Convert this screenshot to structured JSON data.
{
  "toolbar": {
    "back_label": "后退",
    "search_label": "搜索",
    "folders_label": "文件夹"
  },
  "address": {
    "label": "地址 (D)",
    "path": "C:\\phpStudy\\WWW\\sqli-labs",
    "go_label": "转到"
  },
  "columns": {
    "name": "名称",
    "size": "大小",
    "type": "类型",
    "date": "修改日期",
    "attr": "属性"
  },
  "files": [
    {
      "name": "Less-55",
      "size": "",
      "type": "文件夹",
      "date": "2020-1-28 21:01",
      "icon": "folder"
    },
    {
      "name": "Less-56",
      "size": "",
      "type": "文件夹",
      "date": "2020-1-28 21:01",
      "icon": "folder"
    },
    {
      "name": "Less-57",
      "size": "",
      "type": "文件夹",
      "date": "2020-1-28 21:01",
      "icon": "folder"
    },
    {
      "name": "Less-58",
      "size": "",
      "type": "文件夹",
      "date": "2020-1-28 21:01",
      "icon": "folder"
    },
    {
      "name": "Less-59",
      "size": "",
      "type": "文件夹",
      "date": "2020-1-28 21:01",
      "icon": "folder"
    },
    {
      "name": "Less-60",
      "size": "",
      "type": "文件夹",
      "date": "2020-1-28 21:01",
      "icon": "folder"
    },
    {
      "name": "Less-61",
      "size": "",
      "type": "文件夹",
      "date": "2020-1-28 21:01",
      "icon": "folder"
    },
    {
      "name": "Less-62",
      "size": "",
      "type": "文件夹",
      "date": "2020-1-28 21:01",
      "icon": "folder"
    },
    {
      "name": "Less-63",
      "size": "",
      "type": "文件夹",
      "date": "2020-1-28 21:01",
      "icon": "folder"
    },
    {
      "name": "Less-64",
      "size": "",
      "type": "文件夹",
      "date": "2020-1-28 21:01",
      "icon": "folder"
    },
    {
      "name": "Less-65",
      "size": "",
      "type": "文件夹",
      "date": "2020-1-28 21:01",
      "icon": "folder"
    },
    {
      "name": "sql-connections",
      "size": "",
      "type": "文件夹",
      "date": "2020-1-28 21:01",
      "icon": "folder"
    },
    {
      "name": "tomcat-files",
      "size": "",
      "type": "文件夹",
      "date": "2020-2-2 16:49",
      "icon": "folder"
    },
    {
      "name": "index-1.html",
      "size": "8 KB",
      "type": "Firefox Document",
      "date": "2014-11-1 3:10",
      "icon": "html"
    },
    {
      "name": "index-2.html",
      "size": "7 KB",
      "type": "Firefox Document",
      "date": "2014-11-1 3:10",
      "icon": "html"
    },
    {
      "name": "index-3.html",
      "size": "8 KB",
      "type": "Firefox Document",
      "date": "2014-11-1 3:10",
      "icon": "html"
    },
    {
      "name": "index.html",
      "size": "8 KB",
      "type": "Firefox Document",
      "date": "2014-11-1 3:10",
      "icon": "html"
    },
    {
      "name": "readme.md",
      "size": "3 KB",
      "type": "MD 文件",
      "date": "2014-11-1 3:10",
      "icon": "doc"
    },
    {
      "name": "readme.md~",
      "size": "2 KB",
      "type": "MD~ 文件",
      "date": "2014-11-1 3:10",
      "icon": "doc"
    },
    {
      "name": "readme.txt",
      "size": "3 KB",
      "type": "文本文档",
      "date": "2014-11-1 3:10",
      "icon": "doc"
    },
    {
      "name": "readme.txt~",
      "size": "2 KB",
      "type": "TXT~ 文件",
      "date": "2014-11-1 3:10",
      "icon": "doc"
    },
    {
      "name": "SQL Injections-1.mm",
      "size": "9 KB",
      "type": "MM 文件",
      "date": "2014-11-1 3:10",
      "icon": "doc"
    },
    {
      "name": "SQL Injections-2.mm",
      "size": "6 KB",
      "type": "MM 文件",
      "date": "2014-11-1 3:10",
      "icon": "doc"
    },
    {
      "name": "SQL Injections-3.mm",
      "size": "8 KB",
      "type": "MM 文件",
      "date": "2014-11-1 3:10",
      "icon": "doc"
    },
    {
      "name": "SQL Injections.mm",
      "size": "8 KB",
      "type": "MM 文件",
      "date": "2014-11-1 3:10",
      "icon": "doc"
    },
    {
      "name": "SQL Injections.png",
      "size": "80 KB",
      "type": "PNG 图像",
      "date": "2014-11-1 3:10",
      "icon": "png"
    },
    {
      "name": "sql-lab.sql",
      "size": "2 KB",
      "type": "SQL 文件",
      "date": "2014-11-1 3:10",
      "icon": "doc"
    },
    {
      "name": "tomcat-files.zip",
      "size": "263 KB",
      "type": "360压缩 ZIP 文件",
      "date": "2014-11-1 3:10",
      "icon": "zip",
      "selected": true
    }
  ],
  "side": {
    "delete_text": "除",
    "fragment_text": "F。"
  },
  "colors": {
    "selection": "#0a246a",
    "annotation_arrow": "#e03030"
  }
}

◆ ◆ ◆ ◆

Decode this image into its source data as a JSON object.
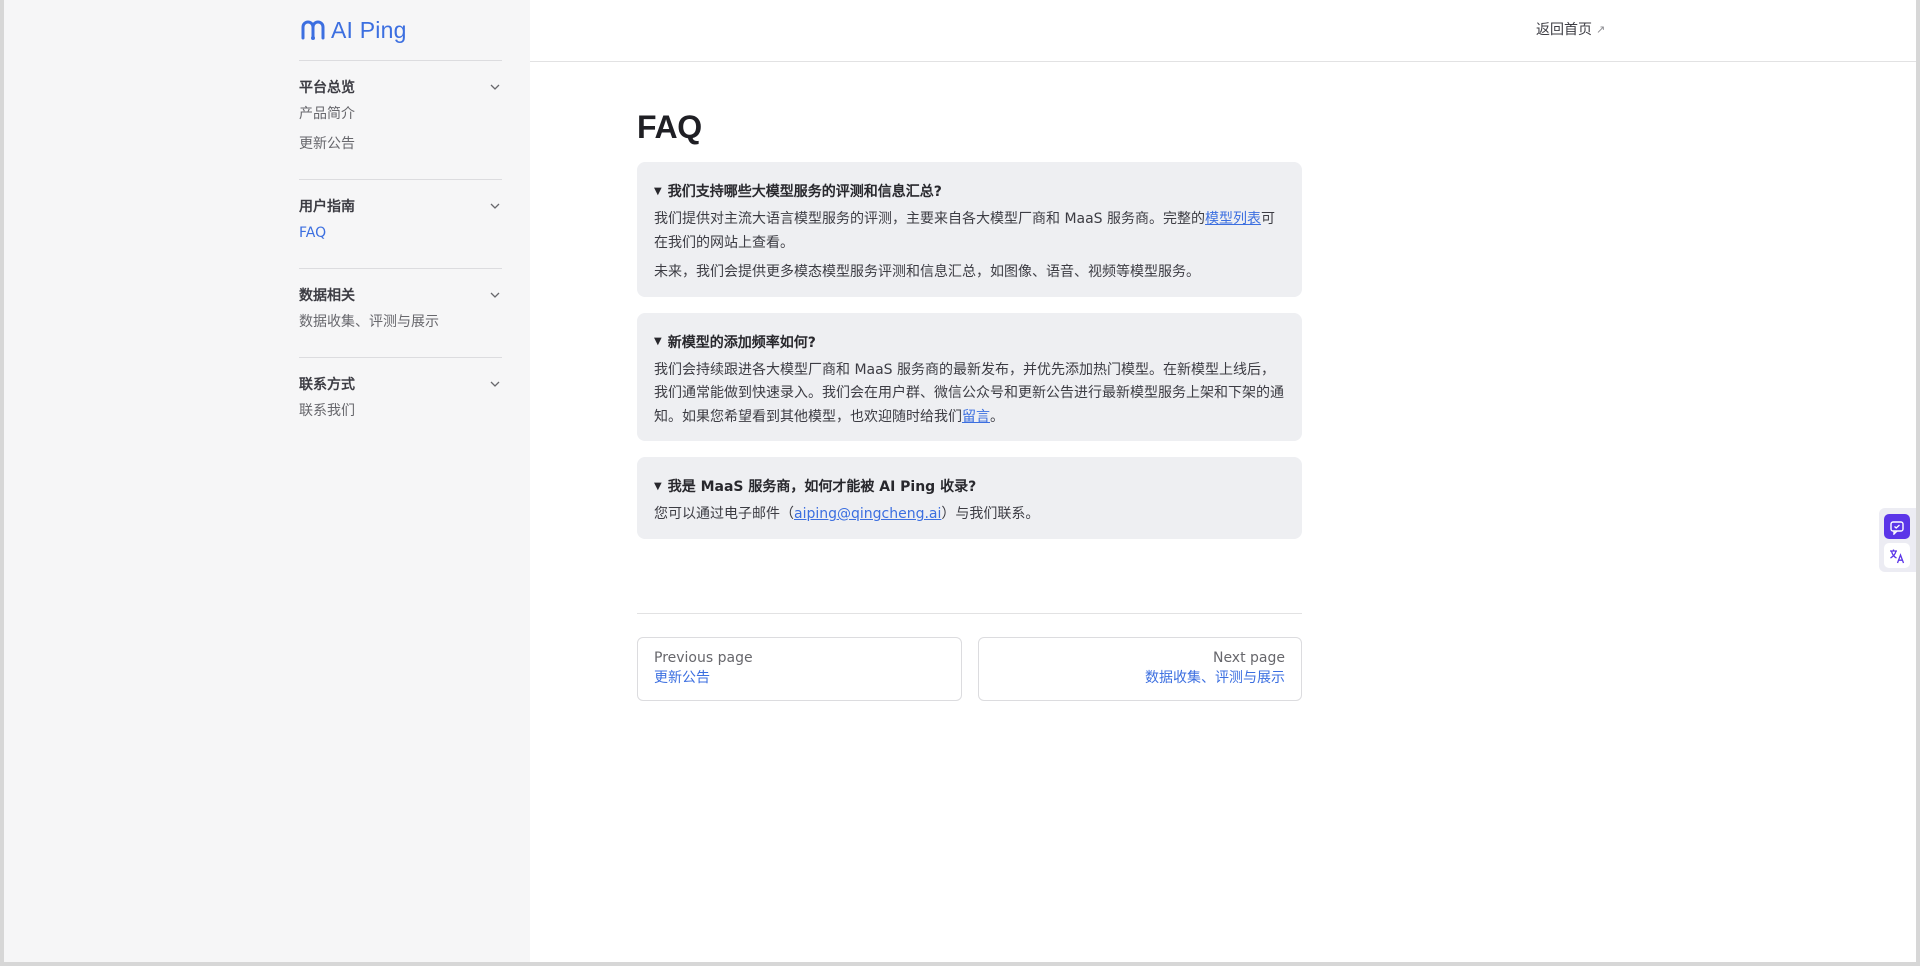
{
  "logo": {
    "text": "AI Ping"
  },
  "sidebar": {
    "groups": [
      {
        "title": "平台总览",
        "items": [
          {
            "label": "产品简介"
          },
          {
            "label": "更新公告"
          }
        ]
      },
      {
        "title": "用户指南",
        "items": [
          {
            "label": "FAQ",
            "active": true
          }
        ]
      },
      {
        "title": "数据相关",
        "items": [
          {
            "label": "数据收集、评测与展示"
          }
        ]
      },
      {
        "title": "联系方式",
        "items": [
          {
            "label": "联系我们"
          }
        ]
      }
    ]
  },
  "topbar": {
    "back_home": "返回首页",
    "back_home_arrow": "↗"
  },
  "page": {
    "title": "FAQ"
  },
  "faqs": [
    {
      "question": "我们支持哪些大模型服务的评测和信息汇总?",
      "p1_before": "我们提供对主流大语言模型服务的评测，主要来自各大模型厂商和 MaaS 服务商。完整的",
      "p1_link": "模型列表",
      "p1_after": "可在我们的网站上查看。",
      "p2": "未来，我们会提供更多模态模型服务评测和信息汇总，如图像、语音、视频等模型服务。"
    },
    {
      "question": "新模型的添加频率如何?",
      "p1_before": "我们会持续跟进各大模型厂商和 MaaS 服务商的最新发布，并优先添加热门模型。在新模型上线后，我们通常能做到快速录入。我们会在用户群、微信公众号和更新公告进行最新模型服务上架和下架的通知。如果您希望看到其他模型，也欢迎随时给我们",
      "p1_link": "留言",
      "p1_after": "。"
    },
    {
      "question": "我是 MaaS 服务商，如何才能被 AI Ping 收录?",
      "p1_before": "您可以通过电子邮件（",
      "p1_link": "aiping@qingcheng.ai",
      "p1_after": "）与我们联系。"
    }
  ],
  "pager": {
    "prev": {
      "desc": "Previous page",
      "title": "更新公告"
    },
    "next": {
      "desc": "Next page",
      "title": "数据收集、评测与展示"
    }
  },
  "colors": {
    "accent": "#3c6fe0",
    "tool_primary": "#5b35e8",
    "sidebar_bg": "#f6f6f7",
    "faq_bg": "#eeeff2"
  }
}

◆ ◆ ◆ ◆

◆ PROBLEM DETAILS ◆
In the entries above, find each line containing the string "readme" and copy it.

◆ YOUR SOLUTION ◆
      "name": "readme.md",
      "name": "readme.md~",
      "name": "readme.txt",
      "name": "readme.txt~",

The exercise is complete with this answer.